Goal of the exercise:
Exact copies of the records below are needed, free of pictures.

(Dataset rows for apps and sites)
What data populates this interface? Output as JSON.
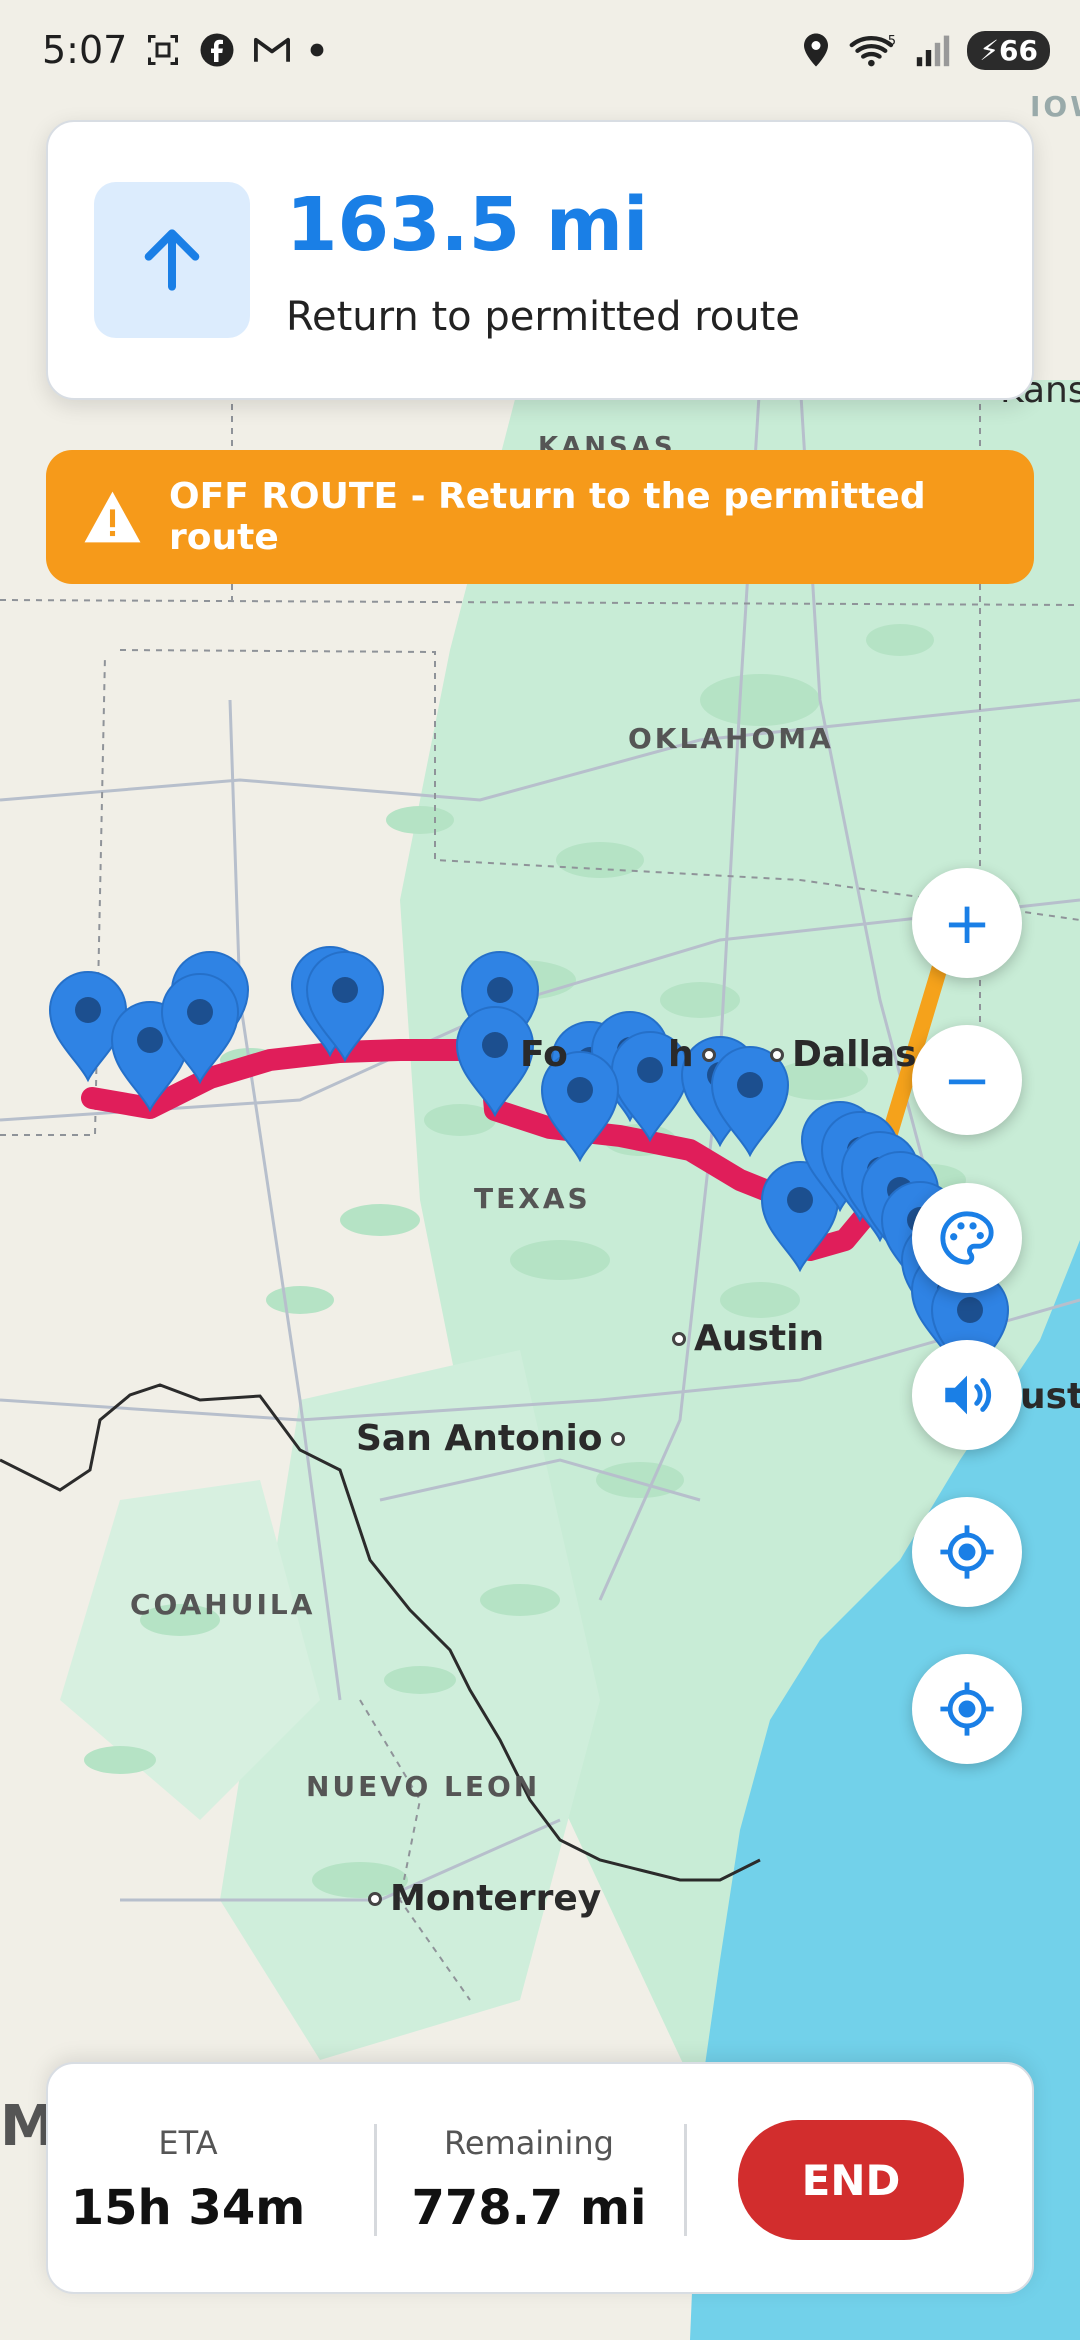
{
  "status_bar": {
    "time": "5:07",
    "notification_icons": [
      "screenshot-icon",
      "facebook-icon",
      "gmail-icon",
      "dot-icon"
    ],
    "system_icons": [
      "location-icon",
      "wifi-icon",
      "signal-icon"
    ],
    "battery": "66",
    "wifi_badge": "5"
  },
  "navigation": {
    "distance": "163.5 mi",
    "instruction": "Return to permitted route",
    "arrow_icon": "arrow-up-icon"
  },
  "alert": {
    "text": "OFF ROUTE - Return to the permitted route",
    "icon": "warning-icon"
  },
  "map": {
    "regions": [
      "KANSAS",
      "OKLAHOMA",
      "TEXAS",
      "COAHUILA",
      "NUEVO LEON"
    ],
    "cities": [
      "Dallas",
      "Austin",
      "San Antonio",
      "Monterrey"
    ],
    "partial_labels": [
      "Fo",
      "h",
      "ust",
      "Kansa",
      "IOW",
      "M"
    ],
    "route_color": "#e01e5a",
    "deviation_color": "#f5a21b",
    "marker_color": "#2f83e4",
    "water_color": "#72d1ea"
  },
  "controls": {
    "zoom_in": "+",
    "zoom_out": "−",
    "icons": [
      "palette-icon",
      "volume-icon",
      "recenter-icon",
      "my-location-icon"
    ]
  },
  "trip": {
    "eta_label": "ETA",
    "eta_value": "15h 34m",
    "remaining_label": "Remaining",
    "remaining_value": "778.7 mi",
    "end_label": "END"
  },
  "colors": {
    "accent": "#1a7fe6",
    "alert": "#f69a1a",
    "end_button": "#d22d2d"
  }
}
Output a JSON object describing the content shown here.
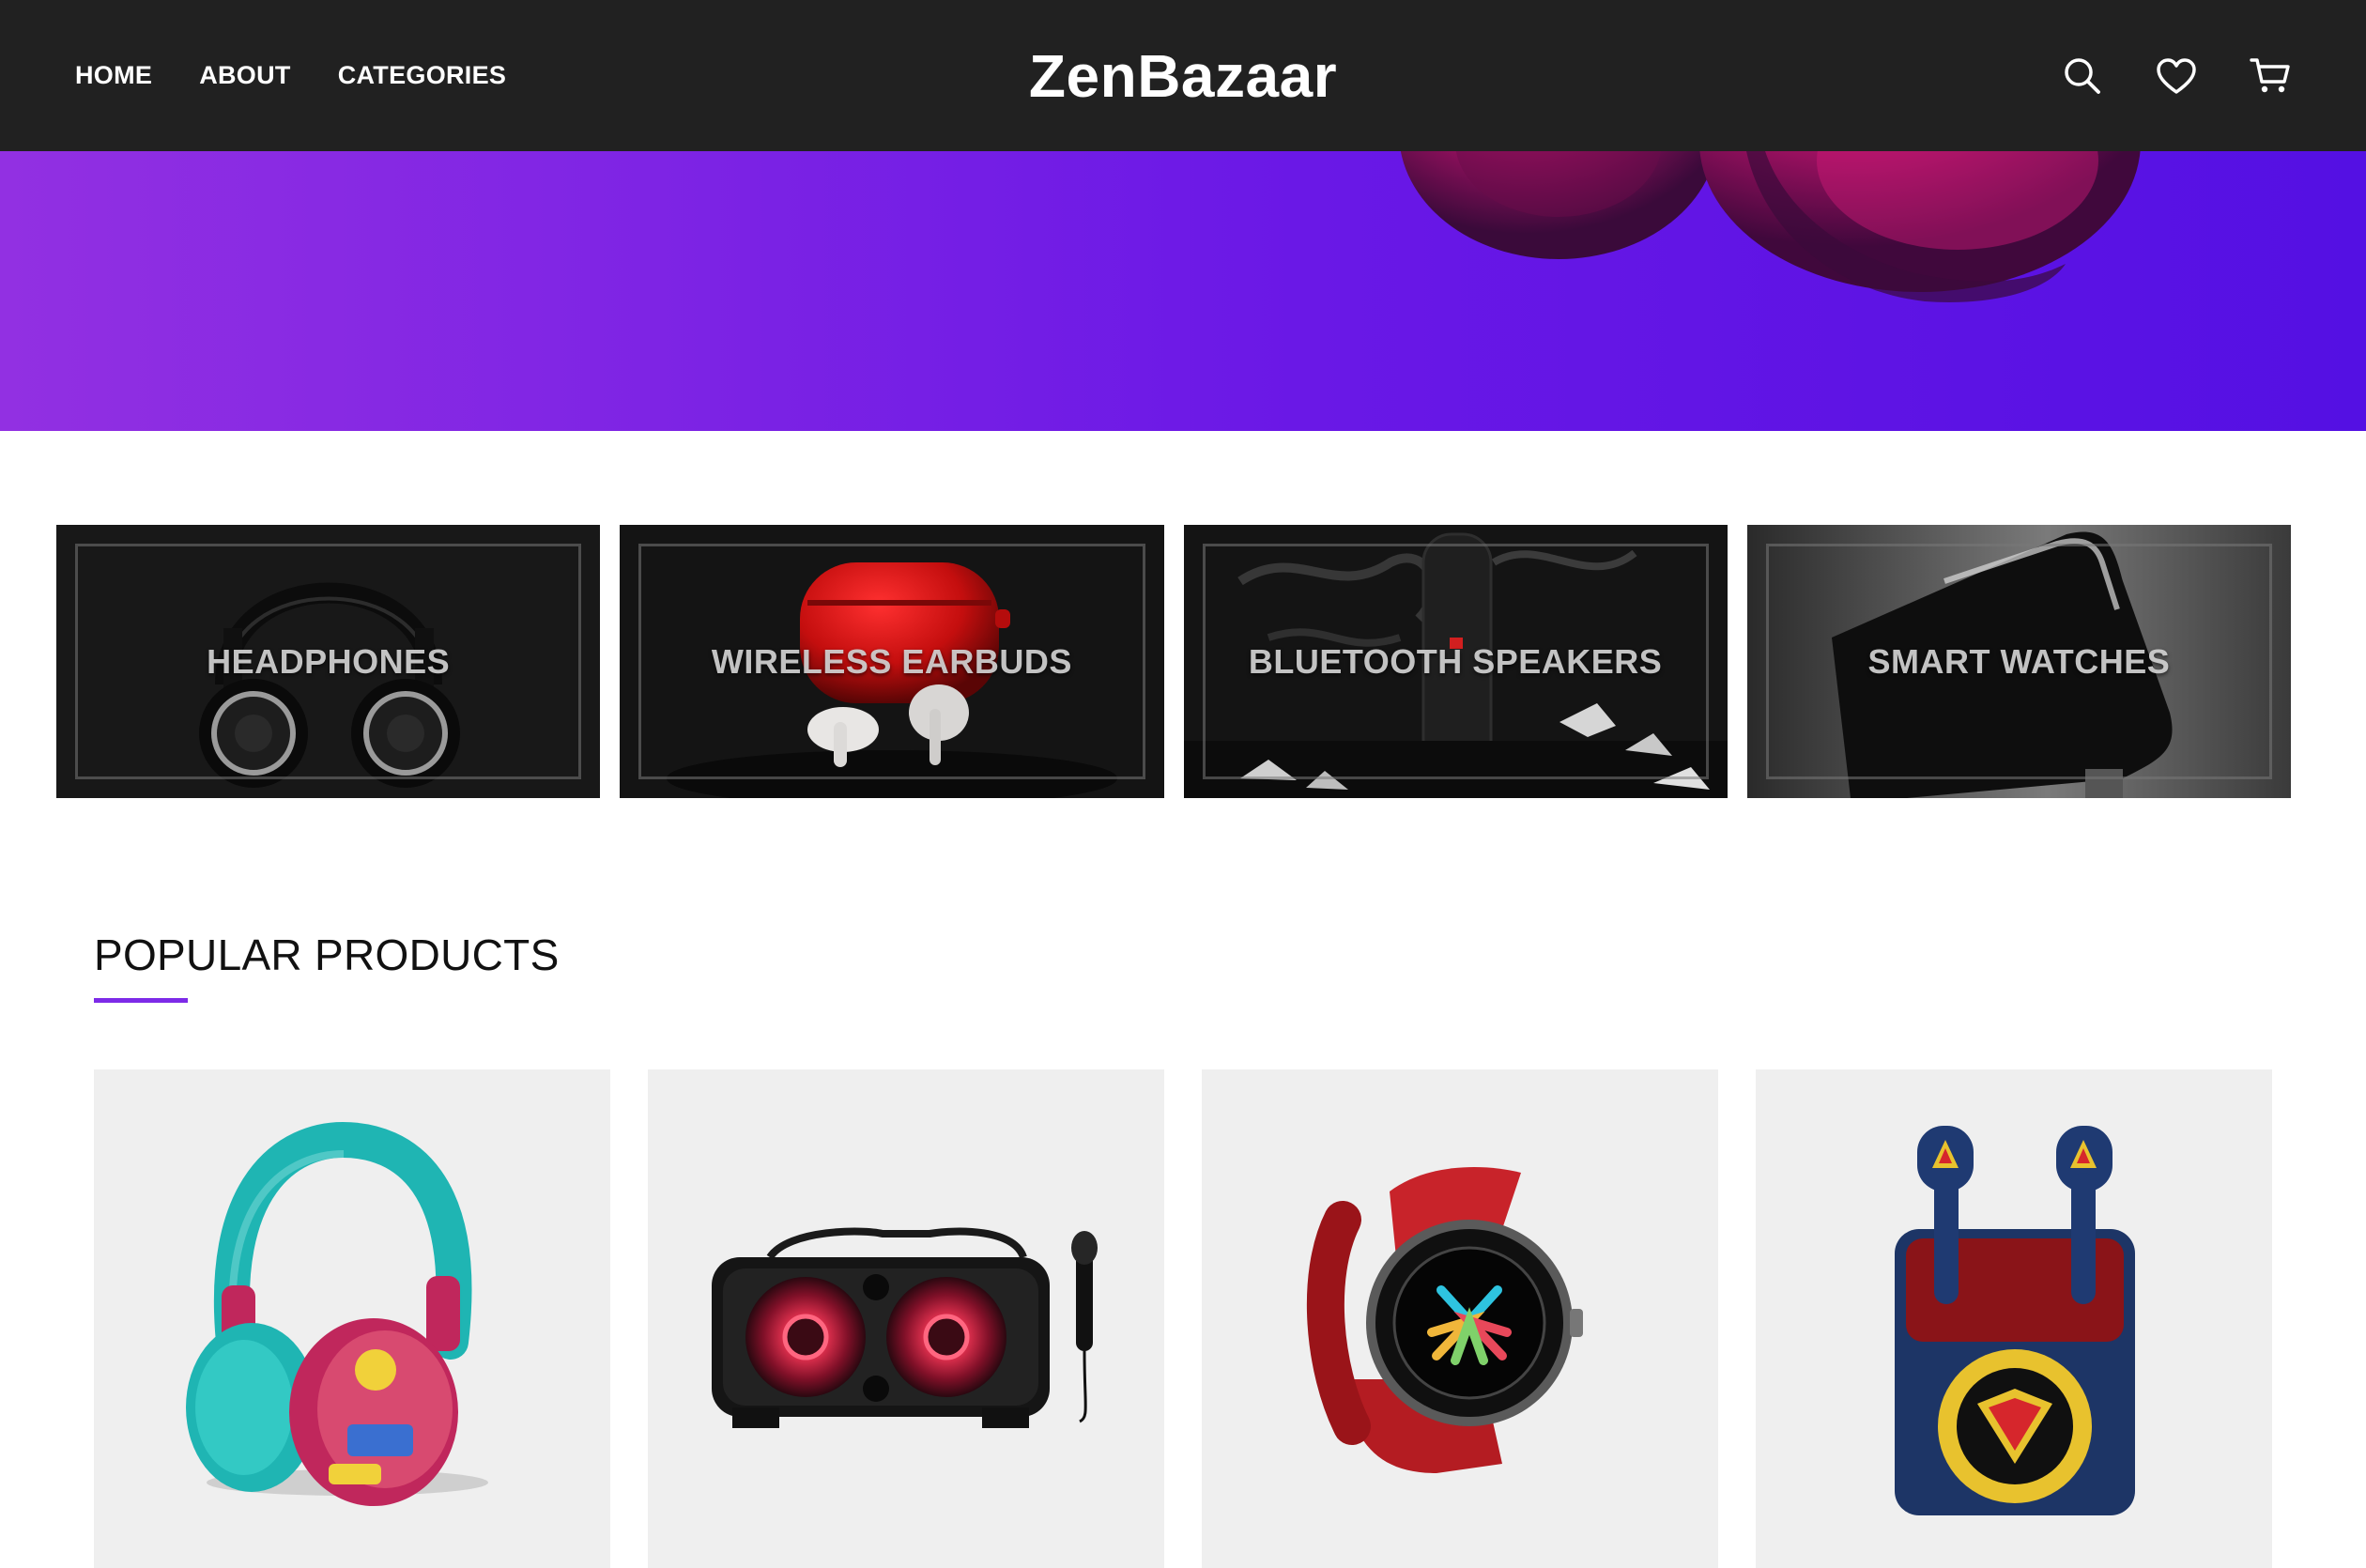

Answer:
What data populates this interface? Output as JSON.
{
  "status_bar": {
    "time": "5:07",
    "notification_icons": [
      "screenshot-icon",
      "facebook-icon",
      "gmail-icon",
      "dot-icon"
    ],
    "system_icons": [
      "location-icon",
      "wifi-icon",
      "signal-icon"
    ],
    "battery": "66",
    "wifi_badge": "5"
  },
  "navigation": {
    "distance": "163.5 mi",
    "instruction": "Return to permitted route",
    "arrow_icon": "arrow-up-icon"
  },
  "alert": {
    "text": "OFF ROUTE - Return to the permitted route",
    "icon": "warning-icon"
  },
  "map": {
    "regions": [
      "KANSAS",
      "OKLAHOMA",
      "TEXAS",
      "COAHUILA",
      "NUEVO LEON"
    ],
    "cities": [
      "Dallas",
      "Austin",
      "San Antonio",
      "Monterrey"
    ],
    "partial_labels": [
      "Fo",
      "h",
      "ust",
      "Kansa",
      "IOW",
      "M"
    ],
    "route_color": "#e01e5a",
    "deviation_color": "#f5a21b",
    "marker_color": "#2f83e4",
    "water_color": "#72d1ea"
  },
  "controls": {
    "zoom_in": "+",
    "zoom_out": "−",
    "icons": [
      "palette-icon",
      "volume-icon",
      "recenter-icon",
      "my-location-icon"
    ]
  },
  "trip": {
    "eta_label": "ETA",
    "eta_value": "15h 34m",
    "remaining_label": "Remaining",
    "remaining_value": "778.7 mi",
    "end_label": "END"
  },
  "colors": {
    "accent": "#1a7fe6",
    "alert": "#f69a1a",
    "end_button": "#d22d2d"
  }
}
Output a JSON object describing the content shown here.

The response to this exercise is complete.